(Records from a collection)
********************

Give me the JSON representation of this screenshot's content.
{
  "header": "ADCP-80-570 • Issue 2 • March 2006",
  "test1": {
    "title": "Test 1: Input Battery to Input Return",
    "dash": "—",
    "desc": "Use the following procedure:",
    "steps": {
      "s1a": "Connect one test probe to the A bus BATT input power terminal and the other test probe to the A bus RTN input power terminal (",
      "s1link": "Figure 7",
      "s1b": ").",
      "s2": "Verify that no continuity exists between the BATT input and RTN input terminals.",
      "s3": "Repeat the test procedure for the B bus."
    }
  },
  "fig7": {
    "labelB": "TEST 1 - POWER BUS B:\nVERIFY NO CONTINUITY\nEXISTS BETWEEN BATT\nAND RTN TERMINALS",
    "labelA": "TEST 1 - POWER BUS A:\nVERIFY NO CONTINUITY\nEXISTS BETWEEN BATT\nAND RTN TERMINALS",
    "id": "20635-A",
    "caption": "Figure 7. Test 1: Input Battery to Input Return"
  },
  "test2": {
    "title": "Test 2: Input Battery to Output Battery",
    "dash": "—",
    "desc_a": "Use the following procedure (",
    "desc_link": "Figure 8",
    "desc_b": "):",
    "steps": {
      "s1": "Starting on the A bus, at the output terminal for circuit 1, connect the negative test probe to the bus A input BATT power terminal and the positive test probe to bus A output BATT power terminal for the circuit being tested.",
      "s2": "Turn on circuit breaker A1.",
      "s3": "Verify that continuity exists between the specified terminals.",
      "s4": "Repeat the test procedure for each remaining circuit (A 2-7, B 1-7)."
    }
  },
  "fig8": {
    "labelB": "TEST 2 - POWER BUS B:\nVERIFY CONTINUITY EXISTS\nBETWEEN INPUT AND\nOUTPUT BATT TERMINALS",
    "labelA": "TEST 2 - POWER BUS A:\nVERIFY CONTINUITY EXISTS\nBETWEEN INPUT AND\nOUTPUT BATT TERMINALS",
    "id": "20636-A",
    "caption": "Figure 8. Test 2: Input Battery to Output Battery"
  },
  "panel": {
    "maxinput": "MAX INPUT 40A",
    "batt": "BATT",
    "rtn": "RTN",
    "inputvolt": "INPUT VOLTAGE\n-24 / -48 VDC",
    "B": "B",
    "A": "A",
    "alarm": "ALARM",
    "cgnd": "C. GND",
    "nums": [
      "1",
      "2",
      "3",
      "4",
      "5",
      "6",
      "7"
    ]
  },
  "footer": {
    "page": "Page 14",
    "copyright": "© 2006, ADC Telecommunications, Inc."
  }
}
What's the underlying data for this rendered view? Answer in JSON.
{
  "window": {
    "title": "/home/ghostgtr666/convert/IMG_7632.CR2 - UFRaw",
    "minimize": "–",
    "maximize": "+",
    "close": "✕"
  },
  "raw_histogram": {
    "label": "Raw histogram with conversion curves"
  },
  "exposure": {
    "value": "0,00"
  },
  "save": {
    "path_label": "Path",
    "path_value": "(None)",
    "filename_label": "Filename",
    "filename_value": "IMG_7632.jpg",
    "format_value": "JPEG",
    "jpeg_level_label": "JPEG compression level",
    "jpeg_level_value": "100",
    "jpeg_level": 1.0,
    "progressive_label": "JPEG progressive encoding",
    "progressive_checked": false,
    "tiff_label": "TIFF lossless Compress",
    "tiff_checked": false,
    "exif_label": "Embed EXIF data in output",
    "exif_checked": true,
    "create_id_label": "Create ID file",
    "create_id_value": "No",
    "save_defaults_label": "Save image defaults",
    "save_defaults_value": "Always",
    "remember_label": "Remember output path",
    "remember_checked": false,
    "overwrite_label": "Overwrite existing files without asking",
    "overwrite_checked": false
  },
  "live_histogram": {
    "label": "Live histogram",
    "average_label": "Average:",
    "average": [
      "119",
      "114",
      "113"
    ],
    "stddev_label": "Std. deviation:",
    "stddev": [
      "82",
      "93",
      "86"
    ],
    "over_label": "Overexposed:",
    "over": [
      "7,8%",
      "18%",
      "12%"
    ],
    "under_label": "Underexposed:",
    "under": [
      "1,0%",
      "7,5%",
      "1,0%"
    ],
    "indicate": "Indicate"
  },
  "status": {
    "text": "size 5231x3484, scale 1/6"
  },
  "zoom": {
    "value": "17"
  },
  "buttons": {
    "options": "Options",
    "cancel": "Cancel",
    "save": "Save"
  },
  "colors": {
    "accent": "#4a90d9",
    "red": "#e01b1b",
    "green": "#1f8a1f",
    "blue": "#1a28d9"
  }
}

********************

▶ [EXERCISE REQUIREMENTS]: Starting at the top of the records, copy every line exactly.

▶ [RESPONSE AREA]:
Give me the JSON representation of this screenshot's content.
{
  "header": "ADCP-80-570 • Issue 2 • March 2006",
  "test1": {
    "title": "Test 1: Input Battery to Input Return",
    "dash": "—",
    "desc": "Use the following procedure:",
    "steps": {
      "s1a": "Connect one test probe to the A bus BATT input power terminal and the other test probe to the A bus RTN input power terminal (",
      "s1link": "Figure 7",
      "s1b": ").",
      "s2": "Verify that no continuity exists between the BATT input and RTN input terminals.",
      "s3": "Repeat the test procedure for the B bus."
    }
  },
  "fig7": {
    "labelB": "TEST 1 - POWER BUS B:\nVERIFY NO CONTINUITY\nEXISTS BETWEEN BATT\nAND RTN TERMINALS",
    "labelA": "TEST 1 - POWER BUS A:\nVERIFY NO CONTINUITY\nEXISTS BETWEEN BATT\nAND RTN TERMINALS",
    "id": "20635-A",
    "caption": "Figure 7. Test 1: Input Battery to Input Return"
  },
  "test2": {
    "title": "Test 2: Input Battery to Output Battery",
    "dash": "—",
    "desc_a": "Use the following procedure (",
    "desc_link": "Figure 8",
    "desc_b": "):",
    "steps": {
      "s1": "Starting on the A bus, at the output terminal for circuit 1, connect the negative test probe to the bus A input BATT power terminal and the positive test probe to bus A output BATT power terminal for the circuit being tested.",
      "s2": "Turn on circuit breaker A1.",
      "s3": "Verify that continuity exists between the specified terminals.",
      "s4": "Repeat the test procedure for each remaining circuit (A 2-7, B 1-7)."
    }
  },
  "fig8": {
    "labelB": "TEST 2 - POWER BUS B:\nVERIFY CONTINUITY EXISTS\nBETWEEN INPUT AND\nOUTPUT BATT TERMINALS",
    "labelA": "TEST 2 - POWER BUS A:\nVERIFY CONTINUITY EXISTS\nBETWEEN INPUT AND\nOUTPUT BATT TERMINALS",
    "id": "20636-A",
    "caption": "Figure 8. Test 2: Input Battery to Output Battery"
  },
  "panel": {
    "maxinput": "MAX INPUT 40A",
    "batt": "BATT",
    "rtn": "RTN",
    "inputvolt": "INPUT VOLTAGE\n-24 / -48 VDC",
    "B": "B",
    "A": "A",
    "alarm": "ALARM",
    "cgnd": "C. GND",
    "nums": [
      "1",
      "2",
      "3",
      "4",
      "5",
      "6",
      "7"
    ]
  },
  "footer": {
    "page": "Page 14",
    "copyright": "© 2006, ADC Telecommunications, Inc."
  }
}
What's the underlying data for this rendered view? Answer in JSON.
{
  "window": {
    "title": "/home/ghostgtr666/convert/IMG_7632.CR2 - UFRaw",
    "minimize": "–",
    "maximize": "+",
    "close": "✕"
  },
  "raw_histogram": {
    "label": "Raw histogram with conversion curves"
  },
  "exposure": {
    "value": "0,00"
  },
  "save": {
    "path_label": "Path",
    "path_value": "(None)",
    "filename_label": "Filename",
    "filename_value": "IMG_7632.jpg",
    "format_value": "JPEG",
    "jpeg_level_label": "JPEG compression level",
    "jpeg_level_value": "100",
    "jpeg_level": 1.0,
    "progressive_label": "JPEG progressive encoding",
    "progressive_checked": false,
    "tiff_label": "TIFF lossless Compress",
    "tiff_checked": false,
    "exif_label": "Embed EXIF data in output",
    "exif_checked": true,
    "create_id_label": "Create ID file",
    "create_id_value": "No",
    "save_defaults_label": "Save image defaults",
    "save_defaults_value": "Always",
    "remember_label": "Remember output path",
    "remember_checked": false,
    "overwrite_label": "Overwrite existing files without asking",
    "overwrite_checked": false
  },
  "live_histogram": {
    "label": "Live histogram",
    "average_label": "Average:",
    "average": [
      "119",
      "114",
      "113"
    ],
    "stddev_label": "Std. deviation:",
    "stddev": [
      "82",
      "93",
      "86"
    ],
    "over_label": "Overexposed:",
    "over": [
      "7,8%",
      "18%",
      "12%"
    ],
    "under_label": "Underexposed:",
    "under": [
      "1,0%",
      "7,5%",
      "1,0%"
    ],
    "indicate": "Indicate"
  },
  "status": {
    "text": "size 5231x3484, scale 1/6"
  },
  "zoom": {
    "value": "17"
  },
  "buttons": {
    "options": "Options",
    "cancel": "Cancel",
    "save": "Save"
  },
  "colors": {
    "accent": "#4a90d9",
    "red": "#e01b1b",
    "green": "#1f8a1f",
    "blue": "#1a28d9"
  }
}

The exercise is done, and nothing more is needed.